(SUPPLIED ENTRIES begins)

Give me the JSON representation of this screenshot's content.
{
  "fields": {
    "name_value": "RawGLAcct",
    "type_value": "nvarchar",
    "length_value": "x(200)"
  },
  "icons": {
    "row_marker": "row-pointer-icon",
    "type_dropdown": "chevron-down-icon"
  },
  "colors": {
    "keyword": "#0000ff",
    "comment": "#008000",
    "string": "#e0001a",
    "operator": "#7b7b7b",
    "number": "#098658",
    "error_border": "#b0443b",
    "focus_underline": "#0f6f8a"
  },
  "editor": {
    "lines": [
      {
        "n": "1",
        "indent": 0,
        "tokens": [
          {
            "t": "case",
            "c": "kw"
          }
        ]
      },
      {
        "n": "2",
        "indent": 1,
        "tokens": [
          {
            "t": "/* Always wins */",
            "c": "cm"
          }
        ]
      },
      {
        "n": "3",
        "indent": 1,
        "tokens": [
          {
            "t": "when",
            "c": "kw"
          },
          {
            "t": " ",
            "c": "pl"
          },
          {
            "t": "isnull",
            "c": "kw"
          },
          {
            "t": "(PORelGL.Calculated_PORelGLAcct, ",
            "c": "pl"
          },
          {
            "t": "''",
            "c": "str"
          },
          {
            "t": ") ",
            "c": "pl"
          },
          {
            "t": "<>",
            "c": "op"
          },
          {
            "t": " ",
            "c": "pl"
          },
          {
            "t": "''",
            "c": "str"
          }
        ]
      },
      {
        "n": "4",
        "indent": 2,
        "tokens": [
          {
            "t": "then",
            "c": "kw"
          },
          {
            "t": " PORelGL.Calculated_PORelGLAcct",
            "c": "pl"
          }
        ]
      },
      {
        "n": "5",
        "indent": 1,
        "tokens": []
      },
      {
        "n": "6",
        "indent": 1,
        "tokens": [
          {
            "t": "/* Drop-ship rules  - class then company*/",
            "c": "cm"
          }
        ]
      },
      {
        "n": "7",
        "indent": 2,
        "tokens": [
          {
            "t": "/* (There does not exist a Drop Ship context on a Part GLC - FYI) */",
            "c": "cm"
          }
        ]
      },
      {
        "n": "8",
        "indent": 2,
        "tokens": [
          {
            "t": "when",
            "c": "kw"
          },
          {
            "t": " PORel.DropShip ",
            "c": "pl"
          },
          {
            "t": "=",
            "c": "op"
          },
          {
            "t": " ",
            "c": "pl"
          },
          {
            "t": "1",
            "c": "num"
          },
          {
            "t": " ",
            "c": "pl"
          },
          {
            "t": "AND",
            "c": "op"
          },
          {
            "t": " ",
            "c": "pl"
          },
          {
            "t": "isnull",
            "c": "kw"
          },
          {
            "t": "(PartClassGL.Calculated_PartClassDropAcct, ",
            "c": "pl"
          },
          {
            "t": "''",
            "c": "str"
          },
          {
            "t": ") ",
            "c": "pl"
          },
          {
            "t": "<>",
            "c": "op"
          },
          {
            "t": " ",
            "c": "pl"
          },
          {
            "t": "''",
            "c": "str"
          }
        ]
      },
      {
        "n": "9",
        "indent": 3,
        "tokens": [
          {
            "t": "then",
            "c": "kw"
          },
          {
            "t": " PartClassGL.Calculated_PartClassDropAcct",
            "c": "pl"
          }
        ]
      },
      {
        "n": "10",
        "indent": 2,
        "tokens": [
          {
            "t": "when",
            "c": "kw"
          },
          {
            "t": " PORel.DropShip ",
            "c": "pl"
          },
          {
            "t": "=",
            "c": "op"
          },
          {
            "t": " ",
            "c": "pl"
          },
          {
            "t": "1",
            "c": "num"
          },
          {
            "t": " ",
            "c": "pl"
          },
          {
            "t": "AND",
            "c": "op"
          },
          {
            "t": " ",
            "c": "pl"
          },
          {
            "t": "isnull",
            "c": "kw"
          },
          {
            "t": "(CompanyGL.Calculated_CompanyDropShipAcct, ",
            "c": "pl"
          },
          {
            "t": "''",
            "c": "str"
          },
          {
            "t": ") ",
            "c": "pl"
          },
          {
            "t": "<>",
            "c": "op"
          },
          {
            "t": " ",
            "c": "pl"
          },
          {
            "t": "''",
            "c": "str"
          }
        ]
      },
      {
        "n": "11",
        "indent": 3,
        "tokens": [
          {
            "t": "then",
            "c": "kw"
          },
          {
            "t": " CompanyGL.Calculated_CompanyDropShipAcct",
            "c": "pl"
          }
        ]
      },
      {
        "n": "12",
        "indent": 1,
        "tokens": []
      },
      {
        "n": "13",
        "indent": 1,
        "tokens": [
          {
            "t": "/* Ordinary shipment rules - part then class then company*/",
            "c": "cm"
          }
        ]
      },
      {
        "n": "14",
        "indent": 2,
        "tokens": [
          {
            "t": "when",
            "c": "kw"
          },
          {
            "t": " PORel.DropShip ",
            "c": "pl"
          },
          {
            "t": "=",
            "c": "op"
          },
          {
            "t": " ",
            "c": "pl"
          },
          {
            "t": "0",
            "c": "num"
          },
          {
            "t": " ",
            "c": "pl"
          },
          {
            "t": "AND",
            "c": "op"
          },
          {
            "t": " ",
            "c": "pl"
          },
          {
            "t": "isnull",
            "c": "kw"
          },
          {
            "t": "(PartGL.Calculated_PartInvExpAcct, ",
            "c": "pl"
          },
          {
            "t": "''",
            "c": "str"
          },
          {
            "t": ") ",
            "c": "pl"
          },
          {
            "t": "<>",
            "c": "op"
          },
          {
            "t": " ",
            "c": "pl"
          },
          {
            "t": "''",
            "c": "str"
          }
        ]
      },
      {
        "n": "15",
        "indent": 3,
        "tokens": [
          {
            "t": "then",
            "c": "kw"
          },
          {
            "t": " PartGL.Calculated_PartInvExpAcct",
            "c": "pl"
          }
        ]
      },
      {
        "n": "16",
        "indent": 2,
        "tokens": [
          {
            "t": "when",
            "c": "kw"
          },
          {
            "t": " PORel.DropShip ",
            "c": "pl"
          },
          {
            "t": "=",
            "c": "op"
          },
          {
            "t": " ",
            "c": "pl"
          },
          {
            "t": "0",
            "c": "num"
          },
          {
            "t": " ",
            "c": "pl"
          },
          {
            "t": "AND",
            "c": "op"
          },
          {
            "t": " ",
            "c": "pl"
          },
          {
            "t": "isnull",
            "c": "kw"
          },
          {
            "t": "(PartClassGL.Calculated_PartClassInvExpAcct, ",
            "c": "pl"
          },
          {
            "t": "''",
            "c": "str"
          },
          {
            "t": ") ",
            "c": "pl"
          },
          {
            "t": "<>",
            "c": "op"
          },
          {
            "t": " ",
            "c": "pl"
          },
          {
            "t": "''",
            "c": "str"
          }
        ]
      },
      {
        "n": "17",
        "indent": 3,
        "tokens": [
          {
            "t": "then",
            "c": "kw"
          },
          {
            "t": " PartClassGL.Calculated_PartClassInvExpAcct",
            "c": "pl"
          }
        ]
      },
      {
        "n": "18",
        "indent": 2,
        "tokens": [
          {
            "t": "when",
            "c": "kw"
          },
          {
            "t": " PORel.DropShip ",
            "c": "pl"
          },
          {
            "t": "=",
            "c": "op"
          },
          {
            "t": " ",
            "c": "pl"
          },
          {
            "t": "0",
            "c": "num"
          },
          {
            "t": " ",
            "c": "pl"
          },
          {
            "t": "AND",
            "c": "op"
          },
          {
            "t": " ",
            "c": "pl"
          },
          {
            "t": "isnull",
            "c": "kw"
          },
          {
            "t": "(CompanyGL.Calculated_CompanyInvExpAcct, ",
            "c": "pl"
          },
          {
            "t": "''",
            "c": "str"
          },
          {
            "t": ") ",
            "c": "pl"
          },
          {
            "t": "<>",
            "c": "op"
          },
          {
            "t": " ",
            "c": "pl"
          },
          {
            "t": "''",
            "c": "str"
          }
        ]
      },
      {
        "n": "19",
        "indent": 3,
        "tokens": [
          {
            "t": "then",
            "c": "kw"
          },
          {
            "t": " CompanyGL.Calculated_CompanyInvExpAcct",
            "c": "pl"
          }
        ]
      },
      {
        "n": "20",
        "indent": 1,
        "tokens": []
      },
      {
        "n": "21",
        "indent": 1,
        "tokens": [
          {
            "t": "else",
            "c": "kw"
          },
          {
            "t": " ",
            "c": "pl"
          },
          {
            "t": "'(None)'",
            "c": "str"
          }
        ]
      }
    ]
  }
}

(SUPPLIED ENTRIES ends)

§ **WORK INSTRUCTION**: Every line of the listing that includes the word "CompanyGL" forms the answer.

§ **TASK RESPONSE**:
            "t": "(CompanyGL.Calculated_CompanyDropShipAcct, ",
            "t": " CompanyGL.Calculated_CompanyDropShipAcct",
            "t": "(CompanyGL.Calculated_CompanyInvExpAcct, ",
            "t": " CompanyGL.Calculated_CompanyInvExpAcct",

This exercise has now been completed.